I am writing this AI focused on two objectives:

    1. Learn more in-depth C++ and programming in general

    2. Make experiences with a self-adapting set of rules (AI)

Because GA would meet my 2nd, and probably my 1st, objective (as I thought).

After I learned how 'different' GA's was from what I wanted, I started to look for another one.

Neural Nets were best suited for what I was intending.

The fist 'test' was feed the AI with limited information (representing, in it's own way, some kind of 'visual') and the AI should navigate the virtual location avoiding any type of obstacles.
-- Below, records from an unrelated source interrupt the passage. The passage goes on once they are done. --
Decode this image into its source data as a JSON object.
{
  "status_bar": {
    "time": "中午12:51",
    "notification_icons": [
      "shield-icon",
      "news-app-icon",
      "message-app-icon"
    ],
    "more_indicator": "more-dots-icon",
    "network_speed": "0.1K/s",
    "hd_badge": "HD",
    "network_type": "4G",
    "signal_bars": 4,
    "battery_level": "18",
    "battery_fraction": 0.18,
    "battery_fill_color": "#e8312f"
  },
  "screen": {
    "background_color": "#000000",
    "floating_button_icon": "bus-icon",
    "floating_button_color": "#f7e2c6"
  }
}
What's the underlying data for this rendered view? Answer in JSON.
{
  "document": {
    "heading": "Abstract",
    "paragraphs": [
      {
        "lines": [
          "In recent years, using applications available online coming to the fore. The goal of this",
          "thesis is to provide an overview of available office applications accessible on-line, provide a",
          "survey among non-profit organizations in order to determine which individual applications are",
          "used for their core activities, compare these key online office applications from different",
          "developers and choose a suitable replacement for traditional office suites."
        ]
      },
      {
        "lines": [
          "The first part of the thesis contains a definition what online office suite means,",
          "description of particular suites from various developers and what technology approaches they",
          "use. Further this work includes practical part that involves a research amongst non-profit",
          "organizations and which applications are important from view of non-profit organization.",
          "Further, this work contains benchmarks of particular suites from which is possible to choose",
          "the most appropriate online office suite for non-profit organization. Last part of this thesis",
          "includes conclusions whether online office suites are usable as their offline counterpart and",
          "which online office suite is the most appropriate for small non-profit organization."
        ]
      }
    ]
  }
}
It would learn from it's mistakes, classifying it's actions using fuzzy logic (excellent, good, normal, bad, awful). It tries to use more 'excellent' actions than 'normal' or 'bad' actions.

There is no yes/no questions or answers, it takes any of the four options (move up, move down, move right and move left) based on it's visual information.

Anyway, this is just a test, I don't pretend to make a 'Above-Human' AI that would take all over the world, MHAUAHUAHAUHAUHAUAHUAH.

And thanks for the advices